In addition to the crab and mayonnaise, of course, I was insistent on green onions while Jeff was insistent on corn; in they both went! We also added panko bread crumbs, fresh lemon juice, sriracha hot sauce, cayenne pepper, and an egg. Next, I pressed the patties into more panko before frying them in a skillet so that they would be extra crispy. I served the hot crab cakes with some tarter sauce into which I whisked a whole bunch of fresh lemon juice.
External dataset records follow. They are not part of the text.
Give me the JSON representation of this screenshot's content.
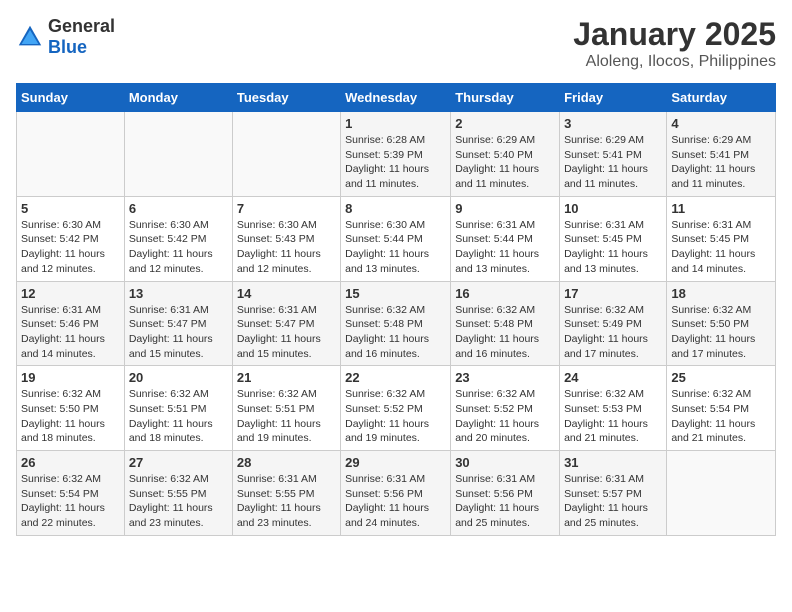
{
  "header": {
    "logo_general": "General",
    "logo_blue": "Blue",
    "title": "January 2025",
    "subtitle": "Aloleng, Ilocos, Philippines"
  },
  "calendar": {
    "days_of_week": [
      "Sunday",
      "Monday",
      "Tuesday",
      "Wednesday",
      "Thursday",
      "Friday",
      "Saturday"
    ],
    "weeks": [
      {
        "cells": [
          {
            "day": "",
            "info": ""
          },
          {
            "day": "",
            "info": ""
          },
          {
            "day": "",
            "info": ""
          },
          {
            "day": "1",
            "info": "Sunrise: 6:28 AM\nSunset: 5:39 PM\nDaylight: 11 hours\nand 11 minutes."
          },
          {
            "day": "2",
            "info": "Sunrise: 6:29 AM\nSunset: 5:40 PM\nDaylight: 11 hours\nand 11 minutes."
          },
          {
            "day": "3",
            "info": "Sunrise: 6:29 AM\nSunset: 5:41 PM\nDaylight: 11 hours\nand 11 minutes."
          },
          {
            "day": "4",
            "info": "Sunrise: 6:29 AM\nSunset: 5:41 PM\nDaylight: 11 hours\nand 11 minutes."
          }
        ]
      },
      {
        "cells": [
          {
            "day": "5",
            "info": "Sunrise: 6:30 AM\nSunset: 5:42 PM\nDaylight: 11 hours\nand 12 minutes."
          },
          {
            "day": "6",
            "info": "Sunrise: 6:30 AM\nSunset: 5:42 PM\nDaylight: 11 hours\nand 12 minutes."
          },
          {
            "day": "7",
            "info": "Sunrise: 6:30 AM\nSunset: 5:43 PM\nDaylight: 11 hours\nand 12 minutes."
          },
          {
            "day": "8",
            "info": "Sunrise: 6:30 AM\nSunset: 5:44 PM\nDaylight: 11 hours\nand 13 minutes."
          },
          {
            "day": "9",
            "info": "Sunrise: 6:31 AM\nSunset: 5:44 PM\nDaylight: 11 hours\nand 13 minutes."
          },
          {
            "day": "10",
            "info": "Sunrise: 6:31 AM\nSunset: 5:45 PM\nDaylight: 11 hours\nand 13 minutes."
          },
          {
            "day": "11",
            "info": "Sunrise: 6:31 AM\nSunset: 5:45 PM\nDaylight: 11 hours\nand 14 minutes."
          }
        ]
      },
      {
        "cells": [
          {
            "day": "12",
            "info": "Sunrise: 6:31 AM\nSunset: 5:46 PM\nDaylight: 11 hours\nand 14 minutes."
          },
          {
            "day": "13",
            "info": "Sunrise: 6:31 AM\nSunset: 5:47 PM\nDaylight: 11 hours\nand 15 minutes."
          },
          {
            "day": "14",
            "info": "Sunrise: 6:31 AM\nSunset: 5:47 PM\nDaylight: 11 hours\nand 15 minutes."
          },
          {
            "day": "15",
            "info": "Sunrise: 6:32 AM\nSunset: 5:48 PM\nDaylight: 11 hours\nand 16 minutes."
          },
          {
            "day": "16",
            "info": "Sunrise: 6:32 AM\nSunset: 5:48 PM\nDaylight: 11 hours\nand 16 minutes."
          },
          {
            "day": "17",
            "info": "Sunrise: 6:32 AM\nSunset: 5:49 PM\nDaylight: 11 hours\nand 17 minutes."
          },
          {
            "day": "18",
            "info": "Sunrise: 6:32 AM\nSunset: 5:50 PM\nDaylight: 11 hours\nand 17 minutes."
          }
        ]
      },
      {
        "cells": [
          {
            "day": "19",
            "info": "Sunrise: 6:32 AM\nSunset: 5:50 PM\nDaylight: 11 hours\nand 18 minutes."
          },
          {
            "day": "20",
            "info": "Sunrise: 6:32 AM\nSunset: 5:51 PM\nDaylight: 11 hours\nand 18 minutes."
          },
          {
            "day": "21",
            "info": "Sunrise: 6:32 AM\nSunset: 5:51 PM\nDaylight: 11 hours\nand 19 minutes."
          },
          {
            "day": "22",
            "info": "Sunrise: 6:32 AM\nSunset: 5:52 PM\nDaylight: 11 hours\nand 19 minutes."
          },
          {
            "day": "23",
            "info": "Sunrise: 6:32 AM\nSunset: 5:52 PM\nDaylight: 11 hours\nand 20 minutes."
          },
          {
            "day": "24",
            "info": "Sunrise: 6:32 AM\nSunset: 5:53 PM\nDaylight: 11 hours\nand 21 minutes."
          },
          {
            "day": "25",
            "info": "Sunrise: 6:32 AM\nSunset: 5:54 PM\nDaylight: 11 hours\nand 21 minutes."
          }
        ]
      },
      {
        "cells": [
          {
            "day": "26",
            "info": "Sunrise: 6:32 AM\nSunset: 5:54 PM\nDaylight: 11 hours\nand 22 minutes."
          },
          {
            "day": "27",
            "info": "Sunrise: 6:32 AM\nSunset: 5:55 PM\nDaylight: 11 hours\nand 23 minutes."
          },
          {
            "day": "28",
            "info": "Sunrise: 6:31 AM\nSunset: 5:55 PM\nDaylight: 11 hours\nand 23 minutes."
          },
          {
            "day": "29",
            "info": "Sunrise: 6:31 AM\nSunset: 5:56 PM\nDaylight: 11 hours\nand 24 minutes."
          },
          {
            "day": "30",
            "info": "Sunrise: 6:31 AM\nSunset: 5:56 PM\nDaylight: 11 hours\nand 25 minutes."
          },
          {
            "day": "31",
            "info": "Sunrise: 6:31 AM\nSunset: 5:57 PM\nDaylight: 11 hours\nand 25 minutes."
          },
          {
            "day": "",
            "info": ""
          }
        ]
      }
    ]
  }
}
I really enjoyed these crab cakes. The corn brought out the sweetness in the crab while also adding a different texture to the mix. The green onions and lemon juice provided plenty of brightness, while the hot sauce and cayenne pepper made the cakes perfectly spicy. What can I say about panko? The contrast between the crispness of the outside of the cakes and the tender inside was to die for; I'll never use another kind of bread crumb.

Keep in mind that I've only tried crab cakes a couple of times, so I don't have the greatest frame of reference; however, Jeff, the household Crab Cake King, assured me that these were very, very good. With his endorsement, I am confident in recommending this recipe. Enjoy!

Crab Cakes: The Recipe

Amanda's notes: Next time, I may add another egg to this recipe because the cakes were a little fragile; however, it was nothing that gentle handling couldn't take care of.
The next day, I broke up the leftover crab cakes into the leftover rice, added some green peas, and fried everything in a skillet with a little bit of soy sauce. Tasty!

1 package frozen crab (approx. 1 lb), thawed
1/2 cup mayonnaise
1/2 cup panko bread crumbs
4 green onions, sliced
1 can corn, drained
1 large egg (2 if mixture isn't holding together)
juice from 1/2 lemon
1 tsp sriracha hot sauce
1/4-1/2 tsp cayenne (less or more, depending on how brave you are!)
1 tsp kosher salt
freshly cracked black pepper

Extra panko
vegetable oil


Mix all ingredients, form into patties (6 large, 12 small). Fill a shallow dish with extra panko, coat patties on both sides. Coat the bottom of a skillet with vegetable oil, heat to medium high. Fry crab cakes until golden brown (about 3 min per side). Drain on a cookie sheet lined with paper towel. Serve cakes with lemony tarter sauce. Enjoy!